Indeed, despite the excellence of India's top schools, most of the nation remains far behind. Of the 202 million children who enroll in the country's 1 million schools every year, barely 15% make it to high school, and just half of those -- about 14 million -- graduate, according to Pratham, a foundation that focuses on education. Then there is an acute shortage of colleges in the country, and a lack of vocational training institutes. Of the 370,000 engineers who graduate annually, just 200,000 are of good quality, says Mohandas Pai, board member for human resources at software and services house Infosys (INFY). About 140,000 of those will be hired by software companies this year. "so what's left for the rest of Indian industry?" he asks.

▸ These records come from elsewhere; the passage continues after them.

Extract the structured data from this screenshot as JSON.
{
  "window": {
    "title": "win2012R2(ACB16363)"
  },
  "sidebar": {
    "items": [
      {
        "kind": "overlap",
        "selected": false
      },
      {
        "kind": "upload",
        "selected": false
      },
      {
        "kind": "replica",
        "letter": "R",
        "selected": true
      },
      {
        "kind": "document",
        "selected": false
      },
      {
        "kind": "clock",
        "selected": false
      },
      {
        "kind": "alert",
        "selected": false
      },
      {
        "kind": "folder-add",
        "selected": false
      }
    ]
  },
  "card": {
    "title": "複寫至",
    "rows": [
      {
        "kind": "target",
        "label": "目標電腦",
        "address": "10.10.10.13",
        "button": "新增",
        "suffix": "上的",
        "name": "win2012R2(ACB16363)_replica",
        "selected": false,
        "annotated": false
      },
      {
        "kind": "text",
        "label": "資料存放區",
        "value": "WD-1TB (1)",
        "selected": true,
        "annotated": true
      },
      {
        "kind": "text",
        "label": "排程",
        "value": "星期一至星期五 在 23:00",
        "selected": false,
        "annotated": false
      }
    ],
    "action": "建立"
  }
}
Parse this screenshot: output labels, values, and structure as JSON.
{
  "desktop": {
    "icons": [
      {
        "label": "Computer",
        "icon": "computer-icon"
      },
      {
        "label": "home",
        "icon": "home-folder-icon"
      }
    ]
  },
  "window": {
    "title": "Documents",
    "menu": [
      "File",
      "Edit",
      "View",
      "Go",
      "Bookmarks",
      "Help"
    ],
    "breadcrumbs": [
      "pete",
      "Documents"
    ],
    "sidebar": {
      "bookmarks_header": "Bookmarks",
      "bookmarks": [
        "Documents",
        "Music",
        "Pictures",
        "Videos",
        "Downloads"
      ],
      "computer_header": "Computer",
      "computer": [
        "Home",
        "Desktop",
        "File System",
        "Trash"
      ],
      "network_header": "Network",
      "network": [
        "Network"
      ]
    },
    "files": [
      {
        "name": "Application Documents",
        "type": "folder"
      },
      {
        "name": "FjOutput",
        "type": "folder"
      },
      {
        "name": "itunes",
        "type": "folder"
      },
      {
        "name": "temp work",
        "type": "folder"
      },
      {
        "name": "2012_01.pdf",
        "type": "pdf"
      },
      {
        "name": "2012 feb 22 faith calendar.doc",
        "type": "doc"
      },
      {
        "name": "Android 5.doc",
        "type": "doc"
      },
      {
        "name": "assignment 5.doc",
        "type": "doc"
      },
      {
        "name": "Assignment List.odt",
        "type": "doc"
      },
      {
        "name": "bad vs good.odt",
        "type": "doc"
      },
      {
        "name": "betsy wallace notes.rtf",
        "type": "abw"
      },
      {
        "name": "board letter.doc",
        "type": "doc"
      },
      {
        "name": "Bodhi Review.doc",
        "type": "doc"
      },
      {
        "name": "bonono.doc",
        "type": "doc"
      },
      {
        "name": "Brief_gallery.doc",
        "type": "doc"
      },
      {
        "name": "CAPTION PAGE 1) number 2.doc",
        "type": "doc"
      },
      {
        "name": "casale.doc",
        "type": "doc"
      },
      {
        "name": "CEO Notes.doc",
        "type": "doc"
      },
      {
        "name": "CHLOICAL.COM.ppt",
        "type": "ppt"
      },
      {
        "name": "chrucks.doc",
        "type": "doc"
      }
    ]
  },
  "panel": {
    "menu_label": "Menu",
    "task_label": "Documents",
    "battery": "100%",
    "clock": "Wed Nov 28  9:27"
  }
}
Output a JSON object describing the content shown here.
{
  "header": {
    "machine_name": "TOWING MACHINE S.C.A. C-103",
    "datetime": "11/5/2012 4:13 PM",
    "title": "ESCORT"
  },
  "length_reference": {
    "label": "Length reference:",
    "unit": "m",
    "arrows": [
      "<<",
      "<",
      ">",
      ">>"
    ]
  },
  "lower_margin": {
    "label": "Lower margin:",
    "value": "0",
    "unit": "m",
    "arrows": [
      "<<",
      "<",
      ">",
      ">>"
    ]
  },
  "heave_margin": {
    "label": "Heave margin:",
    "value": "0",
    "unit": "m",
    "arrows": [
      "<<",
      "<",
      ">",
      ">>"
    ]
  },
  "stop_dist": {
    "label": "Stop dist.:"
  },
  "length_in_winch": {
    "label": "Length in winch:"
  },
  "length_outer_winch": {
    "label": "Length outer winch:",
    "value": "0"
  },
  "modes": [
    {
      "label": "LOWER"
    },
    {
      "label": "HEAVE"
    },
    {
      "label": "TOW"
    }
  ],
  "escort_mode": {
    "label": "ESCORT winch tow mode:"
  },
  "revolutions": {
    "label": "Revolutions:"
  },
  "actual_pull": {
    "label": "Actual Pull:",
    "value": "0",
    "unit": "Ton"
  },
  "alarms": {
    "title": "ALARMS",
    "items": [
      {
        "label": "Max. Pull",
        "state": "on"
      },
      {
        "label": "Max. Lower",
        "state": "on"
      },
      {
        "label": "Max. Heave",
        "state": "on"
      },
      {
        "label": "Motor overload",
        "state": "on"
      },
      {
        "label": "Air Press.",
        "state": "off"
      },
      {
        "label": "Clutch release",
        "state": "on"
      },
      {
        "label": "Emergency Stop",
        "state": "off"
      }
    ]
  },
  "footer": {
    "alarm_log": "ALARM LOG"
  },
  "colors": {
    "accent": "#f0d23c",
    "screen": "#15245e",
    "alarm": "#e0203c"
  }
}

The shortage of colleges has prompted bright Indian students to go overseas. Some 150,000 are studying in the U.S., Britain, and Australia, spending an average of $4.5 billion a year. That's more than twice New Delhi's $2 billion annual budget for higher education. Reservations will simply encourage the brain drain, especially from the middle classes and elite. "If these stakeholders aren't in the system, government becomes complacent," says Ravinder Kaur, an associate professor of sociology at the Indian Institute of Technology, New Delhi.
But the prospect of easier access to the IIT and other top schools has revved up the lower castes. Bhanwar Meghwanshi is a Dalit from Rajasthan's weaver caste who is now editor of Diamond India, a Hindi magazine dedicated to secularism and equality. He was educated in the village and didn't reap any advantages from reservations. Now, even though he is more educated than the upper castes in his village, as a Dalit, he is barred from entering the main village temple, where only upper castes are allowed.
Meghwanshi says that if the new reservations are to really work, the "creamy layer" of lower castes -- those whose parents have already benefited from such policies and are integrated into the Indian mainstream -- "must be kept out, because the very, very poor still don't even know this is being done for them."
Many economists are worried about the effect of reservations on India's competitiveness. Surjit Bhalla, an economist who often advises New Delhi, worries that reservations will become a problem for investors. If there isn't enough qualified talent available in India, they "will not hesitate to go to China, Vietnam, even Bangladesh and Pakistan."
Subir Gokarn, chief economist at Crisil, India's largest rating agency, says the government should be more concerned about creating blue-collar jobs for India's burgeoning youth than about reserving scarce spots at the top end. He suggests converting the caste system back into a guild system, encouraging those with traditional skills to pursue them. "Caste's positive aspect should be the basis of India's competitive strength in manufacturing," he says. He points to India's successful auto parts sector in the southern state of Tamil Nadu, where private industry has built on an available bank of blacksmiths and iron smiths.
Now, even as India is in turmoil over reservation of university seats, New Delhi is talking of yet another divisive measure: reserving half the jobs in the private sector for the lower castes. "That sort of coercive measure will really affect India's competitiveness," says Ram Guha, a well-regarded Indian author and historian on the subject. "We will be worse off than in the socialist economy we once used to be."